We may do a right thing in a wrong way. We all know how before this the Philistines had adopted this course, for they knew no better. They sent the ark home on a new cart. It was very well for them, for God had not given them instructions. Let us beware of human reason. Do not let us be imitators of apparent success. Let us be subject to the word of God, and let us do nothing without it. We get on broad, dangerous, sinful ground if we get away from it. Do not ask, "What does it condemn?" but "What does it enjoin?" "And when they came to the threshing floor of Chidon, Uzza put forth his hand to hold the ark, for the oxen stumbled. And the anger of the Lord was kindled against Uzza, and He smote him, because he put his hand to the ark: and there he died before God." That could not have occurred if they had not had the new cart. "And David was afraid of God that day, saying, How shall I bring the ark of God home to me?" What a contrast between the experience of Obed-Edom and that of David!

Now we find David was being trained. In 1 Chron. 14, "David inquired of God." This was better than consulting captains, however able. So a breach is made on his enemies, not on Uzza; and again he gets God's mind (verses 8 to 4 ).

God has said, "I will instruct thee and teach thee." What a shame if we do not get His guidance! "David did as God commanded him," so he proved the blessedness of getting His mind and carrying it out.

In the next chapter, having learnt his lesson, he can now say, "None ought to carry the ark of God, but the Levites, for them hath Jehovah chosen to carry it." "For because ye did it not at the first, Jehovah our God made a breach upon us, for that we sought Him not after the due order" (verses 2, 12, 13). What a lesson is this for us! It is not simply to show us David's mistake, but for our sakes also it is written.
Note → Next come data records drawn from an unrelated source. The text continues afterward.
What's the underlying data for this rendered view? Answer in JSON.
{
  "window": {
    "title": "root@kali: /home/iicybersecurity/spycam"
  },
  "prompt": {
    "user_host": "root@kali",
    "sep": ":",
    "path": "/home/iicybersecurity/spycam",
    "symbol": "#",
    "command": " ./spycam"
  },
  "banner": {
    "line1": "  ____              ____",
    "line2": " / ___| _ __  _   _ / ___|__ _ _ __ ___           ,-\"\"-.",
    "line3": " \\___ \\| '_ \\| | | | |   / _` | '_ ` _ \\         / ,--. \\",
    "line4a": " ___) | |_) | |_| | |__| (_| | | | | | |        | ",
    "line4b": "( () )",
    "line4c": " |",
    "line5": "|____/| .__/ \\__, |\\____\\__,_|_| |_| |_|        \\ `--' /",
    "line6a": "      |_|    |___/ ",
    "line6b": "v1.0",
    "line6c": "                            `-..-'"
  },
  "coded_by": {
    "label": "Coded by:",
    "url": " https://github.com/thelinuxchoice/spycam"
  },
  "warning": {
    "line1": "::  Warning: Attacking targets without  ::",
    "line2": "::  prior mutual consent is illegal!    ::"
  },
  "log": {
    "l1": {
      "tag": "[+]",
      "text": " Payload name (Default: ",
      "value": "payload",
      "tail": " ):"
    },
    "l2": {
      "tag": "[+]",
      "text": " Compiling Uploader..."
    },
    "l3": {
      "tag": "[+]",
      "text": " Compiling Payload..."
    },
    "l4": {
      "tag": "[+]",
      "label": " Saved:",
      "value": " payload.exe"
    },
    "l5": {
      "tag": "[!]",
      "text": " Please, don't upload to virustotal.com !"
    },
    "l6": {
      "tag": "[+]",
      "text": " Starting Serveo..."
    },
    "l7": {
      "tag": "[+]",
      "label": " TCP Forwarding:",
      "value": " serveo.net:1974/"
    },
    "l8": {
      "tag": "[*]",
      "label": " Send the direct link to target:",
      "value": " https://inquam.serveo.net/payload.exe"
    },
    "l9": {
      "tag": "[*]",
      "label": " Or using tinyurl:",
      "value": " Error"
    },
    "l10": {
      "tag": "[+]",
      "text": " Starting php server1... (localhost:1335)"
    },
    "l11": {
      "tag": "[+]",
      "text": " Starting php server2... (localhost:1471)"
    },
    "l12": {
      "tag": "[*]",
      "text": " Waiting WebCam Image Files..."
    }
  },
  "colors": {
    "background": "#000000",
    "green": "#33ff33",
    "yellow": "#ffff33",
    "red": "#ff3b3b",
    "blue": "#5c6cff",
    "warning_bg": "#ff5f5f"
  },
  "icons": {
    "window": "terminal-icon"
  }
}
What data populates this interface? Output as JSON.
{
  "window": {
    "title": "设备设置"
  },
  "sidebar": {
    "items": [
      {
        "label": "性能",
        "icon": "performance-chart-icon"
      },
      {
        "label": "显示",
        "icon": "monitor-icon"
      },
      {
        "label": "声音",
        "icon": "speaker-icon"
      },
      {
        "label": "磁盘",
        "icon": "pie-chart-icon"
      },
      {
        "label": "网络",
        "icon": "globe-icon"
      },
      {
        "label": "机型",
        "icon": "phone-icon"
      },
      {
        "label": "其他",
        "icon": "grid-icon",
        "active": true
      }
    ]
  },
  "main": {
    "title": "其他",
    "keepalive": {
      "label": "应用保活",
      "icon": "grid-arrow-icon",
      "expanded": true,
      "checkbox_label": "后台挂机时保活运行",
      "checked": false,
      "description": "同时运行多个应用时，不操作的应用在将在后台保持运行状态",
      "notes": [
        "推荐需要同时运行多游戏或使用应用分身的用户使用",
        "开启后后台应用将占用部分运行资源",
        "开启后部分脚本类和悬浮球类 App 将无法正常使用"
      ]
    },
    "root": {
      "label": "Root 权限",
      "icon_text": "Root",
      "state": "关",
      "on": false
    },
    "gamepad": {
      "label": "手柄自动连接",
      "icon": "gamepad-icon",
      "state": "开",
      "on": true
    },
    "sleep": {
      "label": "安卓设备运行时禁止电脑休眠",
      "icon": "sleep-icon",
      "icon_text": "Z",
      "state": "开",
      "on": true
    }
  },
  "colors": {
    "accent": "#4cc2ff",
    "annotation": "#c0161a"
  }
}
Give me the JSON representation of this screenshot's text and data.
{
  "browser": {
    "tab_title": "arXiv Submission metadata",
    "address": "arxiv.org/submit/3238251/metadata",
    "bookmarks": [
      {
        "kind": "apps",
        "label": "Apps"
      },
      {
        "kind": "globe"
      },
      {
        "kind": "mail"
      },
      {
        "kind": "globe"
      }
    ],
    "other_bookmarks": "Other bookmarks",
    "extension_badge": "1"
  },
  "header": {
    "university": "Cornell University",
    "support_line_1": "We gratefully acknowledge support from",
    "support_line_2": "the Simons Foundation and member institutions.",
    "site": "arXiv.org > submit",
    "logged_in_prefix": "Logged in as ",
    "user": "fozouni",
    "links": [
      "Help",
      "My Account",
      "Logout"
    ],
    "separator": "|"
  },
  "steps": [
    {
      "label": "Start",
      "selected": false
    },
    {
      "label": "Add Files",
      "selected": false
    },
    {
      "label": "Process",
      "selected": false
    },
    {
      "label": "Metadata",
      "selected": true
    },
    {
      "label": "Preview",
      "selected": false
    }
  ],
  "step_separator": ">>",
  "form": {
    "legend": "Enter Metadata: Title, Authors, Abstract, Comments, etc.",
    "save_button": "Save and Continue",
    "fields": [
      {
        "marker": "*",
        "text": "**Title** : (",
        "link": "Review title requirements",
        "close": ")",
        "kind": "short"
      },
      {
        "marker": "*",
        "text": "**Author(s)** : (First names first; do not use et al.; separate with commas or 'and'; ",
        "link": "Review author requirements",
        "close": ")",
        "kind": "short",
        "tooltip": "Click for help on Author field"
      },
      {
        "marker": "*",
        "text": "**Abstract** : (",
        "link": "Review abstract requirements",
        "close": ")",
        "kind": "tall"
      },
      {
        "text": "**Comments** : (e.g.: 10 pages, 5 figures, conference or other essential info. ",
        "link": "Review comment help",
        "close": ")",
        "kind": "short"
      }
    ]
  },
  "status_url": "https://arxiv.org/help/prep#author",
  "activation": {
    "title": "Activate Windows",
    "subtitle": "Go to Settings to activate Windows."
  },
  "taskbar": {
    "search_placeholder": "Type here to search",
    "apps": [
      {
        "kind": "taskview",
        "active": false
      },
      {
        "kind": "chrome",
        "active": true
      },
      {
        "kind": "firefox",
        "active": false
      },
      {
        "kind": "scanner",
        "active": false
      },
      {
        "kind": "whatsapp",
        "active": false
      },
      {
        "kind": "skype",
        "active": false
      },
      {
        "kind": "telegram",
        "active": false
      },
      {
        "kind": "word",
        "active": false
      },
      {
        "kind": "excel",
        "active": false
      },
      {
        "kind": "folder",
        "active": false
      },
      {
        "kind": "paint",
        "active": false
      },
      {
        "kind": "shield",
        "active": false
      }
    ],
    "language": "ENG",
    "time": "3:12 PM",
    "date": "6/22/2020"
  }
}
May we ever seek to do things in "the due order." There is no failure in the love that gives the light for every circumstance; let us get it. Have we not often been tripped up and led astray by relying on the counsel of others instead of seeking the light of God's word.

"God helped the Levites." We may sometimes shun that which is not very easy for us by slipping aside from the path of obedience, but oh, what a blessing for them to have His help and power! It led to worship. May this be our portion too.

"And Michal the daughter of Saul … saw king David dancing and playing: and she despised him in her heart." We may be despised by the world, but what matters if we have the Lord's approval?